birds in a barrel's mission is to release creative nonfiction into the wild.

40 Days & 40 Writes is its first project.

Go Until They Say No

So as a journalist, I like to ask questions. Lots of questions. And the one thing I have learned about all the questions that I ask is this: most people don't want to provide an answer.

What do I mean?

Here are two recent examples:

Me: Who is the fitness instructor for this yoga class?

Them: This class will feature a 45-minute flow where you'll get to bend with your bros and Bieber.


Me: Why is this event being held at this location?

Them: This event will have a live orchestra, small bites and a keynote speech from an Olympian!

Now maybe I could ask better questions. And that's on me, but I needed to ask these simple information questions to better understand the events I was covering.

And while these aren't bad responses to receive, it also misses my question - and these are just two fluff questions. Not even hard hitting. Not even backed by reporting or data. Coaches avoid those questions like the plague.

So the rule I always break is pushing forward — or in the words of a journalist: "Go until they say no.

Basically, ask for all you can until they actually tell you that you can't have it. Most people give a flippant answer just to get rid of you, but if you are persistent and you keep pushing and keep asking, one of two things will happen.

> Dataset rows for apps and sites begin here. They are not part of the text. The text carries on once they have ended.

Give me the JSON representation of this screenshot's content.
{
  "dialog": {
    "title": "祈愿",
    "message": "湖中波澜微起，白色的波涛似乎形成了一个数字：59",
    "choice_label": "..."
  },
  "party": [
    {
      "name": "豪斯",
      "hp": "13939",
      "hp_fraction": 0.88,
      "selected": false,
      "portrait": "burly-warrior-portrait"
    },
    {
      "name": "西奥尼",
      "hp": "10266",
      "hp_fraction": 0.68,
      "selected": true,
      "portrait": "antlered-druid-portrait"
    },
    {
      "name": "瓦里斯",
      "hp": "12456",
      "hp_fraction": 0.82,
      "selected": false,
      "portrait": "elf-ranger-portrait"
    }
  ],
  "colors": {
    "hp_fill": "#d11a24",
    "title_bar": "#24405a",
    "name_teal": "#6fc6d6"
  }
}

Number one: they will see that you are diligent and trying and interested and they will give you the answer, (or at least a better answer) - and sometimes even more. Sometimes they become your source because they see how much you care.

Number two: They stop responding or say no.

Number one almost always happens - and it gets you so much further than number two.

This also happens when being at events. Most attendees to a stadium or an event can only go into public places. But if you have a credential or a member of the media, you tend to be let more places. Sometimes, it isn't marked, so it's better to get behind-the-scenes than be reporting what everyone else is seeing, as long as it's not hurting anything or anyone, obviously. You're there to give people what they can't get, so why not legally do so?

It's kind of like that saying: "Ask for forgiveness later." Did your wife really want you to do her laundry? Probably not if you shrunk all of her clothes. But it was the thought and you didn't do it to cause harm, so you say your sorry. But maybe instead, you don't shrink a thing and you took one to do off her plate. You think she's really going to be mad you didn't ask? Nope.

Same goes for journalists. Now look, I don't think my credential is a magical wand I can wave like Harry Potter to disarm you of your magical wand. But I view it as a gift. If I'm covering a game, the team gifted me access they didn't give a season ticket holder. And that's to provide the season ticket holder information that he couldn't or doesn't have time to get.

So no it's not a huge rule. It's not texting and driving or not paying taxes. But in my job, especially as a sports journalist, it's incredible how much going until they say no gets you in a story versus the guy who just settled for the "We're doing great. We look great. We play great. We're gonna win it all this season." answer.

One Pot, High Heat

Goody Two Shoes